**Your goal:**
Repeat the entries verbatim.

Given records below:

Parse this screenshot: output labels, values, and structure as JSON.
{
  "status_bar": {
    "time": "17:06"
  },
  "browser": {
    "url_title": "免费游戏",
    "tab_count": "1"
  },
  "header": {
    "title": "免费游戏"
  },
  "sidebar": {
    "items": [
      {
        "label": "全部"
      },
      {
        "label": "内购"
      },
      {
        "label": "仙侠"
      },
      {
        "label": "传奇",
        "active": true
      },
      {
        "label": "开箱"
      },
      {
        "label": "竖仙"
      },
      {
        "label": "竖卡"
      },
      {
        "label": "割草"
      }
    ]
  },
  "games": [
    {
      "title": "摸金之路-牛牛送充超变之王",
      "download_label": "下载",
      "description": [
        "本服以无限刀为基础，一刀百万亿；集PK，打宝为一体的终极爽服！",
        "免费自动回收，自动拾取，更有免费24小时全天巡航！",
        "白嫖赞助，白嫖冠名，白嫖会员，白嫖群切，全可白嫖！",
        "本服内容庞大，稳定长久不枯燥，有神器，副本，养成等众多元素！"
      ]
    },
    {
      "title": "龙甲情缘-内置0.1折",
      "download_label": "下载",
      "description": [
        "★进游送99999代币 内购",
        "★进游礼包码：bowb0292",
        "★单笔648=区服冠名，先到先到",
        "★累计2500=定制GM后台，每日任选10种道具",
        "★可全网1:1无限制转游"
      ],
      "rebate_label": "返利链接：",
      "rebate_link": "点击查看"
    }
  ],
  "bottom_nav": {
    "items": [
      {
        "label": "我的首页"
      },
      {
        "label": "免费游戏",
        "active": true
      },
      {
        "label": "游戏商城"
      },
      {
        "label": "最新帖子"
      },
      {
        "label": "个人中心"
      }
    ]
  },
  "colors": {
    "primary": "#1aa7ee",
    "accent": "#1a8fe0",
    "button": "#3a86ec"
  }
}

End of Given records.

**Response to this exercise:**
Parse this screenshot: output labels, values, and structure as JSON.
{
  "status_bar": {
    "time": "17:06"
  },
  "browser": {
    "url_title": "免费游戏",
    "tab_count": "1"
  },
  "header": {
    "title": "免费游戏"
  },
  "sidebar": {
    "items": [
      {
        "label": "全部"
      },
      {
        "label": "内购"
      },
      {
        "label": "仙侠"
      },
      {
        "label": "传奇",
        "active": true
      },
      {
        "label": "开箱"
      },
      {
        "label": "竖仙"
      },
      {
        "label": "竖卡"
      },
      {
        "label": "割草"
      }
    ]
  },
  "games": [
    {
      "title": "摸金之路-牛牛送充超变之王",
      "download_label": "下载",
      "description": [
        "本服以无限刀为基础，一刀百万亿；集PK，打宝为一体的终极爽服！",
        "免费自动回收，自动拾取，更有免费24小时全天巡航！",
        "白嫖赞助，白嫖冠名，白嫖会员，白嫖群切，全可白嫖！",
        "本服内容庞大，稳定长久不枯燥，有神器，副本，养成等众多元素！"
      ]
    },
    {
      "title": "龙甲情缘-内置0.1折",
      "download_label": "下载",
      "description": [
        "★进游送99999代币 内购",
        "★进游礼包码：bowb0292",
        "★单笔648=区服冠名，先到先到",
        "★累计2500=定制GM后台，每日任选10种道具",
        "★可全网1:1无限制转游"
      ],
      "rebate_label": "返利链接：",
      "rebate_link": "点击查看"
    }
  ],
  "bottom_nav": {
    "items": [
      {
        "label": "我的首页"
      },
      {
        "label": "免费游戏",
        "active": true
      },
      {
        "label": "游戏商城"
      },
      {
        "label": "最新帖子"
      },
      {
        "label": "个人中心"
      }
    ]
  },
  "colors": {
    "primary": "#1aa7ee",
    "accent": "#1a8fe0",
    "button": "#3a86ec"
  }
}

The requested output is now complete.